This article was originally published here.
Emmitsburg, Md. — Upon an initial glance, Barbara Motter’s needlework portrait depicts an idyllic scene of rustic, rolling hills and the valley of Emmitsburg, Maryland, providing a snapshot into early-19th-century life. In center frame is the “White House” of St. Joseph’s School — the first free U.S. Catholic school for female education staffed by religious women — of which Motter attended in the mid-1800s.
On a closer examination, among the flowers and other design elements, is a prominently placed white steepled structure — most likely the Emmitsburg Lutheran Church, which is fitting because Motter was a Lutheran attending a Catholic school.
Motter’s work is one of more than 20 pieces — dating from the early 1800s to the 1870s — that will be featured in “Fancywork: Early American Needlework from St. Joseph’s School,” an exhibit at the new $4-million museum at the National Shrine of St. Elizabeth Ann Seton. The museum and visitors center, which opens Sept. 22, tells the life story of Mother Seton through an immersive experience, examining her impact as the first native-born American to be canonized. The museum will feature state-of-the-art exhibits with artifacts, personal writings, digital interactive exhibits and hands-on activities for all ages.
The shrine, which attracts more than 50,000 people a year, is located on the site that Mother Seton started the first congregation of sisters in the U.S. and the first Catholic school for girls. The grounds still include the “White House,” the building in which Mother Seton lived, taught and worshipped, and a basilica that is home to her tomb.
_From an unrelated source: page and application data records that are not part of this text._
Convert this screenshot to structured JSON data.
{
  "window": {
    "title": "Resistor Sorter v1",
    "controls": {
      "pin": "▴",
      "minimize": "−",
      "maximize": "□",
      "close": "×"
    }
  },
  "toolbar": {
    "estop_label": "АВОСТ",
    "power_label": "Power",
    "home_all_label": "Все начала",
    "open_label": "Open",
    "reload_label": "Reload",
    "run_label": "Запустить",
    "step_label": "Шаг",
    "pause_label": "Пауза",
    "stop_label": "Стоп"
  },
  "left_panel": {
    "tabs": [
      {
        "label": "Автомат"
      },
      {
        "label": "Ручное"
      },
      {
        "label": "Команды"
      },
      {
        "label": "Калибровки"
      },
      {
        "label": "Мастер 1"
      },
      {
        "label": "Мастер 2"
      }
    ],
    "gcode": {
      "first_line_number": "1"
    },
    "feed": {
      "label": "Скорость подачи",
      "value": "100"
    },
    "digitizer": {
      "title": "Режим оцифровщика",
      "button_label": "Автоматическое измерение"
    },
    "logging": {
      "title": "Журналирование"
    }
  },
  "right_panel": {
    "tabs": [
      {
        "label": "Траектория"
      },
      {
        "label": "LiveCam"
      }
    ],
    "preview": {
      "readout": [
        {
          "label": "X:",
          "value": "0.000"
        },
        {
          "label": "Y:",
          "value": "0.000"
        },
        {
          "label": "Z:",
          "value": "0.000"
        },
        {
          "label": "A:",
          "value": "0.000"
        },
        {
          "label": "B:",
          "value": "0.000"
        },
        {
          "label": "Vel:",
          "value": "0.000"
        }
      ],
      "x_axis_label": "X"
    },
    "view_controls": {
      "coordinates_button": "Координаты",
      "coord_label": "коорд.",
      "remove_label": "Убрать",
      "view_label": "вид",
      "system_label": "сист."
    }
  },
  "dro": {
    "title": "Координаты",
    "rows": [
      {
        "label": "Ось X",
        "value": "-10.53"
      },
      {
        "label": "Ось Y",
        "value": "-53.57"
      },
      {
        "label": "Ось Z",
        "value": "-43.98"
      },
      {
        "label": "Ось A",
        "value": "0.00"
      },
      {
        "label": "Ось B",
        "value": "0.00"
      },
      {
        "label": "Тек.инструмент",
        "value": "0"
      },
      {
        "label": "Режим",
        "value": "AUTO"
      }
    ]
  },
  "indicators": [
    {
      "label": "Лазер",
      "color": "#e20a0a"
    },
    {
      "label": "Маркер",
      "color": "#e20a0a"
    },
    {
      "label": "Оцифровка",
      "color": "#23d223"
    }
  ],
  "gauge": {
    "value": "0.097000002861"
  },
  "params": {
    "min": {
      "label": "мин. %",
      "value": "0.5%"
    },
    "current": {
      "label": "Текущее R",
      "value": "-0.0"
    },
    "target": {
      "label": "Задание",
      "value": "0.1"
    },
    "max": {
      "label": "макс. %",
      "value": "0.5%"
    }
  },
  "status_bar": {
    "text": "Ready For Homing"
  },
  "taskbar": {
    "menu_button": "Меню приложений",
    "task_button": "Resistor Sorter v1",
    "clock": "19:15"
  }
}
The shrine offers activities throughout the year, including its Junior History Interpreters program, in which volunteers — ages 8-16 — play real historical characters of St. Joseph’s School who share “their” lives and interact with guests.